*Work to be completed*.
Scan the listing below for the word "Avenue" and copy every line where it occurs.

*Records to use*.
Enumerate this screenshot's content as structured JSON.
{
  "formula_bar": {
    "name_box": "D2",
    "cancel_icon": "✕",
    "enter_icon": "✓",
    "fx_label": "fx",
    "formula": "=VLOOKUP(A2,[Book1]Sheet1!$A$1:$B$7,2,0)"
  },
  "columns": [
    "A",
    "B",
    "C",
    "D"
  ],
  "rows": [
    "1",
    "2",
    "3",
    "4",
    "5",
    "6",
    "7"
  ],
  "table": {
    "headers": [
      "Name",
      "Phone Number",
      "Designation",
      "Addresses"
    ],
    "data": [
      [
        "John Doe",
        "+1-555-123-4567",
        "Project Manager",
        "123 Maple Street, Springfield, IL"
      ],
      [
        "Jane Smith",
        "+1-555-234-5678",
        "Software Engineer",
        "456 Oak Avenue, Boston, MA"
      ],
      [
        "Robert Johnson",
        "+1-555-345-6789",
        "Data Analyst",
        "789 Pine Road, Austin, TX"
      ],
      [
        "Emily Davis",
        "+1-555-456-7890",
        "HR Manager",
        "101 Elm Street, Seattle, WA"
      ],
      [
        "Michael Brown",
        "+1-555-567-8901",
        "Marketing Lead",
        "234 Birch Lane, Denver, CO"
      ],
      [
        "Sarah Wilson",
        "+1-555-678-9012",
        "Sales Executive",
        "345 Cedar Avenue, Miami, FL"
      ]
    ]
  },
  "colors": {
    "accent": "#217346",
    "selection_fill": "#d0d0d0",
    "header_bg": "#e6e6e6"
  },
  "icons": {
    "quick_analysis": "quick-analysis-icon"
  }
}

*Task result*.
        "456 Oak Avenue, Boston, MA"
        "345 Cedar Avenue, Miami, FL"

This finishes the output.